1. Choose your size of paper, for these I worked A5, but you could go bigger if you feel to.
2. If the kids aren't feeling that confident to draw straight in pen, go for it in pencil first, making sure they don't press down too hard, as they'll rub the pencil lines out later. I still finding using a pencil at times a great support. Another little tip for bubble writing, if you aren't too sure about how to do it, sketch out lightly the letter first then use it as a guide to draw around, leaving however much space you want (depending on the thickness of the letter you are after) you can go for either straight or curved edges, or a mixture of both, then you rub out the pencil lines later. See in the 'c' in the first picture.
3. Start to add the doodles and detail. It's up to you / the kids if they want to do the whole thing in pencil first, then go over it in pen, or a mixture of both and pencil to support in areas they maybe don't feel too confident in, There are no rules here; it's about having fun . Same goes for colours, no rules apply, they can be done in pens or pencils or both, or even paint for that matter. I tend to like working in one colour outline then adding colour from there. Sometimes I forget to let the pens dry before rubbing out the pencil, this ends up smudging the ink. .
4. Sometimes I change it slightly as ask the kids to create doodles that tell me all about them, it might be things they like, animals, insect, colours, anything they feel expresses who they are, (see last photo) this can be a great intro lesson, start to a new class or school year.

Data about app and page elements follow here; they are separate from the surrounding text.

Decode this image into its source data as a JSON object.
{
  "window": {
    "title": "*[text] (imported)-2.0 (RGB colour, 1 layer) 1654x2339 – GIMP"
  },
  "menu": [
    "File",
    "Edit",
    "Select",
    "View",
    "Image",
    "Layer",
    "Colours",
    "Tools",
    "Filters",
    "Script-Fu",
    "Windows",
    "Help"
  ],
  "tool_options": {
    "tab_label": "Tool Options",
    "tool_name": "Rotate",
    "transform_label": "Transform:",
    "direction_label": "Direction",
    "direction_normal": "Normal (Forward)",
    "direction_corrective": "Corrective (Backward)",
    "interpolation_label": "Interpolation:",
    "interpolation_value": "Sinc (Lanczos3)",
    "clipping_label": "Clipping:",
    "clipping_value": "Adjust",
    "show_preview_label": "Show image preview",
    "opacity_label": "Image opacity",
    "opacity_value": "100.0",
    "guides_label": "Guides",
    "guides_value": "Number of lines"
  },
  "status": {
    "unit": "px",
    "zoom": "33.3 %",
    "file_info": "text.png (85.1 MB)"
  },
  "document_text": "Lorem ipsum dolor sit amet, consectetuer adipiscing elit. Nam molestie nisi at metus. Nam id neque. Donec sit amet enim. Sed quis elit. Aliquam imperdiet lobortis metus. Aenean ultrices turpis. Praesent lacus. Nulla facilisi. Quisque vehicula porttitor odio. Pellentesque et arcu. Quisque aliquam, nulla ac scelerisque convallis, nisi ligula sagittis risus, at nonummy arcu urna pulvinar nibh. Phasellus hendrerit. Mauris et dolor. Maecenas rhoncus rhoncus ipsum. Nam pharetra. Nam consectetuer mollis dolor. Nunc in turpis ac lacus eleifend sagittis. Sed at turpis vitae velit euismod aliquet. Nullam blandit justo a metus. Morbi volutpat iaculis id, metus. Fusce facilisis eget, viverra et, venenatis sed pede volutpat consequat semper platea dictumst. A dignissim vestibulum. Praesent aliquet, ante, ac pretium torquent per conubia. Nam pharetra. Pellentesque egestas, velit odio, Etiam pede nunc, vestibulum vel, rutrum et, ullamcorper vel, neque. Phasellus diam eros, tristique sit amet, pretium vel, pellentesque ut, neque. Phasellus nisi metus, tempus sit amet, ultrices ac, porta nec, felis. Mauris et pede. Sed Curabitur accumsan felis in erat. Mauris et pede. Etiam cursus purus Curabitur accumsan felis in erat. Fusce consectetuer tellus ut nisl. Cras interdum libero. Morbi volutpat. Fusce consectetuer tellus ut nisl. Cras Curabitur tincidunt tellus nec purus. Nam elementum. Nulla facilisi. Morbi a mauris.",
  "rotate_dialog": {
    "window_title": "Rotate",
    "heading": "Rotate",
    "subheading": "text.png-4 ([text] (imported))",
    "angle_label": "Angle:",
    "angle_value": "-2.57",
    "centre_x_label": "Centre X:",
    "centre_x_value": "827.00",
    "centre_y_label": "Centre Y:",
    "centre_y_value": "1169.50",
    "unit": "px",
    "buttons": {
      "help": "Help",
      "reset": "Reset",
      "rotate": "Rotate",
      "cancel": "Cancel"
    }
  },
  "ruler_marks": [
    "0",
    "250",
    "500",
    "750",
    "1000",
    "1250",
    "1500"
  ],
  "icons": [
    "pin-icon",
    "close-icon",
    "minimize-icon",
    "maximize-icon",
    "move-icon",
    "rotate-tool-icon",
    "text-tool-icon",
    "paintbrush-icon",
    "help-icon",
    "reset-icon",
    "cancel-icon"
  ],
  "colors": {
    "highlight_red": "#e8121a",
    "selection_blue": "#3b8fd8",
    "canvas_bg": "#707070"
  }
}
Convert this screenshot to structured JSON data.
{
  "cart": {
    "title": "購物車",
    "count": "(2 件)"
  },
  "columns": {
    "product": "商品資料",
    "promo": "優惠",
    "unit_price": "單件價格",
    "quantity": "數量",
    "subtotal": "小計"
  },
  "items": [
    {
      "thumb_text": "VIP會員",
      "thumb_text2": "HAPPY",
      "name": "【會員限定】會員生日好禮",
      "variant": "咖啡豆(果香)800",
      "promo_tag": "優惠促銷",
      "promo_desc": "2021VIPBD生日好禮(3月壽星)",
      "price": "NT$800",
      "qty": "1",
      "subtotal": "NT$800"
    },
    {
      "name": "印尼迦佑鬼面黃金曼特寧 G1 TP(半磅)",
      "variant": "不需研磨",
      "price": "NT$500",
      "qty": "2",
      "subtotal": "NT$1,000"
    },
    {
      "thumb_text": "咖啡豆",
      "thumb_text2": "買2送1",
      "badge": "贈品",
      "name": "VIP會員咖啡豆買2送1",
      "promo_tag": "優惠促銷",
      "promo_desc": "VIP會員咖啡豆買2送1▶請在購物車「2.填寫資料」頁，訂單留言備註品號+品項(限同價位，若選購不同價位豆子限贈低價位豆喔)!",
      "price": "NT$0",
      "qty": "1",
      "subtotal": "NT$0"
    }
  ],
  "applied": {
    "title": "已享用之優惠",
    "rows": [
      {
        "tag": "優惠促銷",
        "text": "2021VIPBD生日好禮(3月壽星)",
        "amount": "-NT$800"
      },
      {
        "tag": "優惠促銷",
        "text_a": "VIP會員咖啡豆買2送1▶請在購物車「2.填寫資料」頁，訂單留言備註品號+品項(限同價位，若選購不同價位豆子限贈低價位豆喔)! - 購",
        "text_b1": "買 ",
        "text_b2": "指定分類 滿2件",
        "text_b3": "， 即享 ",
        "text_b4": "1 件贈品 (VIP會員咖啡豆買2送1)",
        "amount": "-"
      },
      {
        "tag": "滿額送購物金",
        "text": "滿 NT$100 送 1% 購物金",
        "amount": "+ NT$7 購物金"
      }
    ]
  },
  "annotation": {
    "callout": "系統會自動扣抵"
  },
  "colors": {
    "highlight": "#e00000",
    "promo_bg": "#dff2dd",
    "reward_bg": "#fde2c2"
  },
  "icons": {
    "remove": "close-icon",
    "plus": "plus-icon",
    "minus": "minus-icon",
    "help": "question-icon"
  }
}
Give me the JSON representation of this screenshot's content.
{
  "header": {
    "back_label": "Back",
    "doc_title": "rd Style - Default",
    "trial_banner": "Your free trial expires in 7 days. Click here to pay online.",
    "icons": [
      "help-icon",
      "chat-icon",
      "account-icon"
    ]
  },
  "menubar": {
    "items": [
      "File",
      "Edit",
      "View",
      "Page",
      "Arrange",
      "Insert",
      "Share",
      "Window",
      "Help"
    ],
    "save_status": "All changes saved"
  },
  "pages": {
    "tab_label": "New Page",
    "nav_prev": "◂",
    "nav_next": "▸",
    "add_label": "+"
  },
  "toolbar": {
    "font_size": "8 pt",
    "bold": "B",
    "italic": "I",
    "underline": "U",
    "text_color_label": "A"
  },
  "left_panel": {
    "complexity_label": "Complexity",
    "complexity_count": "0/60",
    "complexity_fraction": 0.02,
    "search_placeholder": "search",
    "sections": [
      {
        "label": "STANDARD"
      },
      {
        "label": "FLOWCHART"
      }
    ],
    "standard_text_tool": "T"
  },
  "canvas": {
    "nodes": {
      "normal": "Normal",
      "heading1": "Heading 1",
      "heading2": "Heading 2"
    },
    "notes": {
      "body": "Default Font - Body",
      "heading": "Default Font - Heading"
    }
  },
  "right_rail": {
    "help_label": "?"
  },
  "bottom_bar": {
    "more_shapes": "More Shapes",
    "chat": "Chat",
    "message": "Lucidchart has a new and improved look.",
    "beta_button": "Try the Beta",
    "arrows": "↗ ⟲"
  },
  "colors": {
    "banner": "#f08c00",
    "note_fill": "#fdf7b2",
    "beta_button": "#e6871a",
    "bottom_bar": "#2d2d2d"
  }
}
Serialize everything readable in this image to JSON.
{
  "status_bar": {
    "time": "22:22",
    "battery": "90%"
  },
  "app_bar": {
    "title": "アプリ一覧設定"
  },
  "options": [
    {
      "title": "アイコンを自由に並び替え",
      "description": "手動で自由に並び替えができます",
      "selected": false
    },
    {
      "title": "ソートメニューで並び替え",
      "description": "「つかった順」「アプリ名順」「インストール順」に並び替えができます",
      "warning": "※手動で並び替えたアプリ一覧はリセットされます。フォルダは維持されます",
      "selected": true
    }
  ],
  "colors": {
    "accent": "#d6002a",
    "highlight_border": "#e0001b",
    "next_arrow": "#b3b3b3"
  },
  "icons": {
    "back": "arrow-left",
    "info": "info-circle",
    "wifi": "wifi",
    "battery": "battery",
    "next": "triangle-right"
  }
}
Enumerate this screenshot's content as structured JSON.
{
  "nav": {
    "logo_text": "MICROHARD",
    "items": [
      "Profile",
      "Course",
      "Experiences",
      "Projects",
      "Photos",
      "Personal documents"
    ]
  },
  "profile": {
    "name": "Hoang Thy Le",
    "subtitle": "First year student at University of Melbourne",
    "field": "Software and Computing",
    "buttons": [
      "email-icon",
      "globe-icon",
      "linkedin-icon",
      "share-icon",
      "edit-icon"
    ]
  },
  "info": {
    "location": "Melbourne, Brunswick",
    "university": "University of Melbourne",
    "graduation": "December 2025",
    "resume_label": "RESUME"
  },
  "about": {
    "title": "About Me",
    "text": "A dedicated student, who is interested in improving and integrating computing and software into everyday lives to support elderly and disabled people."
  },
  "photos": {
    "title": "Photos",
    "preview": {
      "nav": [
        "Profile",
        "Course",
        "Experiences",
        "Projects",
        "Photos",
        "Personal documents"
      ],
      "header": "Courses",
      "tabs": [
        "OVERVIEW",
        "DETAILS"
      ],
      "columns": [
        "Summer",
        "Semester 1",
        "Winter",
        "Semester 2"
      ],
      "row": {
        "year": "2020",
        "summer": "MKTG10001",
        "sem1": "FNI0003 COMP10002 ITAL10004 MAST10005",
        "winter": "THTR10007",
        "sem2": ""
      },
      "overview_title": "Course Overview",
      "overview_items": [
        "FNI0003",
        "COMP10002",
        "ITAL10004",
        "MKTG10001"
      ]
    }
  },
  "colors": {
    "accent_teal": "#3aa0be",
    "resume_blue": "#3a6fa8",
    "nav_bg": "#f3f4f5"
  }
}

Gyl works as an art and design teacher with primary school children. Having previously taught art and design at high school, worked at the Venice Bienalle, and as an arts lecturer at further education college. She also enjoys making her own work.